Collins to stay when Martinez returns?

DETROIT -- Tyler Collins has begun to straighten things out at the plate since being recalled from Triple-A Toledo earlier in July. Collins hit a three-run home run and a triple on Friday at Comerica Park for his first multi-hit game of the season.

He collected hits in seven of his first 10 games since his return, which is a small sample size, but his performance has at least raised the question of whether there is any chance he can hold onto his roster spot when right fielder J.D. Martinez returns from his rehab assignment at Toledo, which Ausmus said Saturday could be by the end of the current nine-game homestand.

"The better [Collins] plays, the more we have to think about keeping him," Tigers manager Brad Ausmus said after Friday's win over the Astros

In all likelihood, though, there will not be room for Collins and Martinez on the roster. Martinez is trying to make a comeback from a non-displaced elbow fracture suffered in late June.

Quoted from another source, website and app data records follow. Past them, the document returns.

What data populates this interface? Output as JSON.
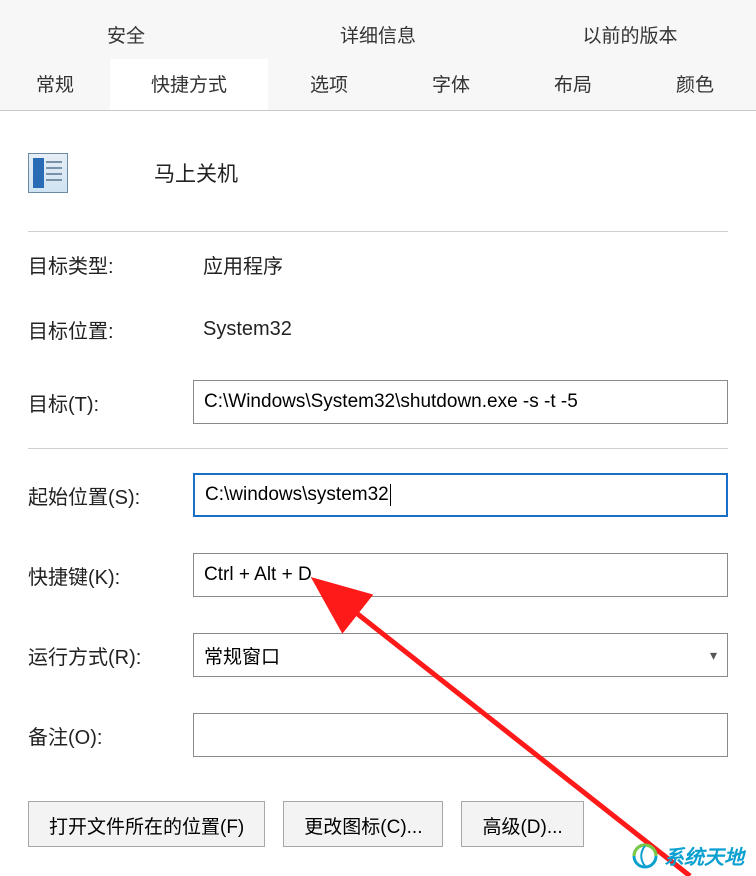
{
  "tabs": {
    "row1": [
      "安全",
      "详细信息",
      "以前的版本"
    ],
    "row2": [
      "常规",
      "快捷方式",
      "选项",
      "字体",
      "布局",
      "颜色"
    ],
    "active": "快捷方式"
  },
  "header": {
    "title": "马上关机"
  },
  "fields": {
    "target_type_label": "目标类型:",
    "target_type_value": "应用程序",
    "target_loc_label": "目标位置:",
    "target_loc_value": "System32",
    "target_label": "目标(T):",
    "target_value": "C:\\Windows\\System32\\shutdown.exe -s -t -5",
    "startin_label": "起始位置(S):",
    "startin_value": "C:\\windows\\system32",
    "hotkey_label": "快捷键(K):",
    "hotkey_value": "Ctrl + Alt + D",
    "run_label": "运行方式(R):",
    "run_value": "常规窗口",
    "comment_label": "备注(O):",
    "comment_value": ""
  },
  "buttons": {
    "open_location": "打开文件所在的位置(F)",
    "change_icon": "更改图标(C)...",
    "advanced": "高级(D)..."
  },
  "watermark": "系统天地"
}
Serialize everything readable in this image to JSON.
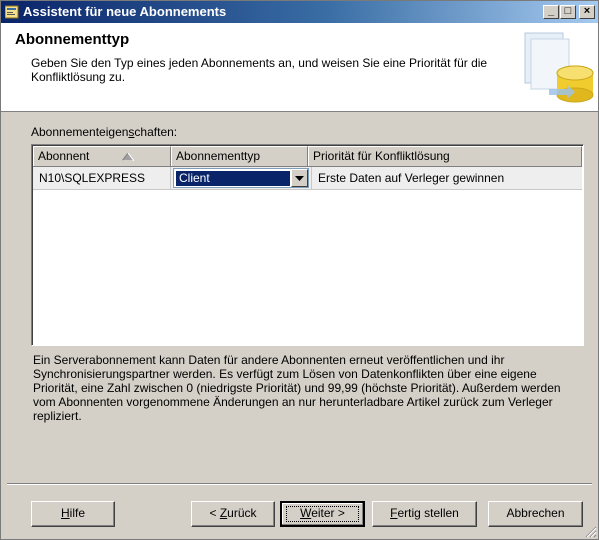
{
  "window": {
    "title": "Assistent für neue Abonnements",
    "controls": {
      "minimize": "_",
      "maximize": "□",
      "close": "×"
    }
  },
  "header": {
    "title": "Abonnementtyp",
    "description": "Geben Sie den Typ eines jeden Abonnements an, und weisen Sie eine Priorität für die Konfliktlösung zu."
  },
  "properties": {
    "label_pre": "Abonnementeigen",
    "label_accel": "s",
    "label_post": "chaften:",
    "columns": [
      "Abonnent",
      "Abonnementtyp",
      "Priorität für Konfliktlösung"
    ],
    "rows": [
      {
        "subscriber": "N10\\SQLEXPRESS",
        "type": "Client",
        "priority": "Erste Daten auf Verleger gewinnen"
      }
    ]
  },
  "info_text": "Ein Serverabonnement kann Daten für andere Abonnenten erneut veröffentlichen und ihr Synchronisierungspartner werden. Es verfügt zum Lösen von Datenkonflikten über eine eigene Priorität, eine Zahl zwischen 0 (niedrigste Priorität) und 99,99 (höchste Priorität). Außerdem werden vom Abonnenten vorgenommene Änderungen an nur herunterladbare Artikel zurück zum Verleger repliziert.",
  "buttons": {
    "help": {
      "accel": "H",
      "rest": "ilfe"
    },
    "back": {
      "pre": "< ",
      "accel": "Z",
      "rest": "urück"
    },
    "next": {
      "accel": "W",
      "rest": "eiter >"
    },
    "finish": {
      "accel": "F",
      "rest": "ertig stellen"
    },
    "cancel": "Abbrechen"
  },
  "colors": {
    "title_bar": "#0a246a",
    "selection": "#0a246a",
    "dialog_bg": "#d4d0c8"
  },
  "icons": [
    "wizard-app-icon",
    "database-header-graphic",
    "sort-ascending-icon",
    "dropdown-arrow-icon",
    "resize-grip-icon"
  ]
}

Ausmus said Saturday that it will be difficult to go down to a 12-man pitching staff, as opposed to the standard 13, a move that could open the door for Collins to stay in Detroit. He does not want to put the cart in front of the horse, however, saying the team will have to cross that bridge when Martinez makes his return.

General manager Al Avila, who has said fans should not expect a "sexy" Aug. 1 non-waiver Trade Deadline by the Tigers, said the team will be receiving an upgrade with the return of Martinez, along with starting pitchers Jordan Zimmermann (neck) and Daniel Norris (right oblique).

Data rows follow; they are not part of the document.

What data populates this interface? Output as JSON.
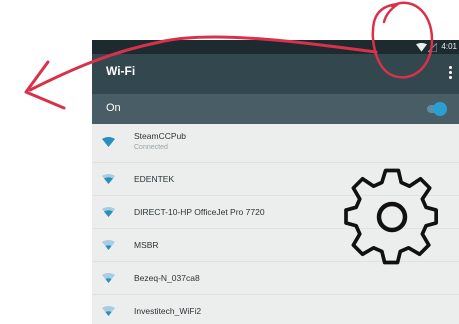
{
  "status_bar": {
    "time": "4:01"
  },
  "app_bar": {
    "title": "Wi-Fi"
  },
  "master_toggle": {
    "label": "On",
    "state": "on"
  },
  "networks": [
    {
      "name": "SteamCCPub",
      "status": "Connected"
    },
    {
      "name": "EDENTEK",
      "status": ""
    },
    {
      "name": "DIRECT-10-HP OfficeJet Pro 7720",
      "status": ""
    },
    {
      "name": "MSBR",
      "status": ""
    },
    {
      "name": "Bezeq-N_037ca8",
      "status": ""
    },
    {
      "name": "Investitech_WiFi2",
      "status": ""
    }
  ],
  "colors": {
    "accent": "#2aa0d2",
    "app_bar": "#33474f",
    "annotation": "#d8324a"
  },
  "icons": [
    "wifi-icon",
    "signal-icon",
    "more-vert-icon",
    "settings-gear-icon",
    "arrow-icon"
  ]
}
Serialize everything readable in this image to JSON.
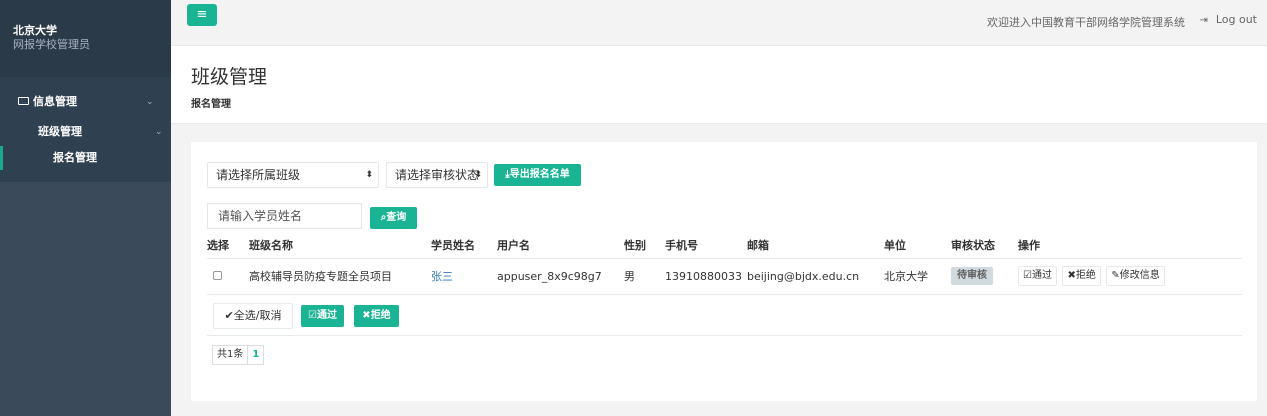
{
  "sidebar": {
    "org_name": "北京大学",
    "role_name": "网报学校管理员",
    "menu": {
      "info_mgmt": "信息管理",
      "class_mgmt": "班级管理",
      "signup_mgmt": "报名管理"
    }
  },
  "topbar": {
    "menu_icon": "≡",
    "welcome": "欢迎进入中国教育干部网络学院管理系统",
    "logout": "Log out"
  },
  "heading": {
    "title": "班级管理",
    "breadcrumb": "报名管理"
  },
  "filters": {
    "class_select": "请选择所属班级",
    "status_select": "请选择审核状态",
    "export_button": "导出报名名单",
    "name_placeholder": "请输入学员姓名",
    "search_button": "查询"
  },
  "table": {
    "headers": [
      "选择",
      "班级名称",
      "学员姓名",
      "用户名",
      "性别",
      "手机号",
      "邮箱",
      "单位",
      "审核状态",
      "操作"
    ],
    "rows": [
      {
        "class_name": "高校辅导员防疫专题全员项目",
        "student_name": "张三",
        "username": "appuser_8x9c98g7",
        "gender": "男",
        "phone": "13910880033",
        "email": "beijing@bjdx.edu.cn",
        "unit": "北京大学",
        "status": "待审核",
        "actions": {
          "approve": "通过",
          "reject": "拒绝",
          "edit": "修改信息"
        }
      }
    ]
  },
  "bulk": {
    "select_all": "全选/取消",
    "approve": "通过",
    "reject": "拒绝"
  },
  "pagination": {
    "total": "共1条",
    "page": "1"
  },
  "colors": {
    "primary": "#1ab394",
    "sidebar": "#2f4050",
    "link": "#337ab7"
  }
}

In the meantime, Collins is just glad to be back in a groove and is not worried about the likelihood of going back to Toledo.

"How good is our team when that guy gets back?" Collins asked before laughing as to show approval of Martinez's value to the team. "I want whatever team I'm playing on to be the best team they can be. That's it."

Ausmus has certainly taken note of Collins' improvements recently and thinks he has learned to slow the game down.

"You've got to gain experience at the Major League level," Ausmus said. "There's more people in the seats, bigger stadiums, TV coverage. Sometimes things can speed up, and he's learning, I think, to slow it down."

Collins agreed, but said that is just part of the game, especially for a player that has been between the big leagues and the Minors several times throughout his career. He said getting to play on a more regular basis has also factored into his recent upswing.

"Obviously, you stay fresh," Collins said. "With that being said, there's ways to stay fresh when you're not playing every day. And early in the year, I was having trouble with that, but it's nothing that I haven't encountered before."

Kyle Beery is a reporter for based in Detroit. This story was not subject to the approval of Major League Baseball or its clubs.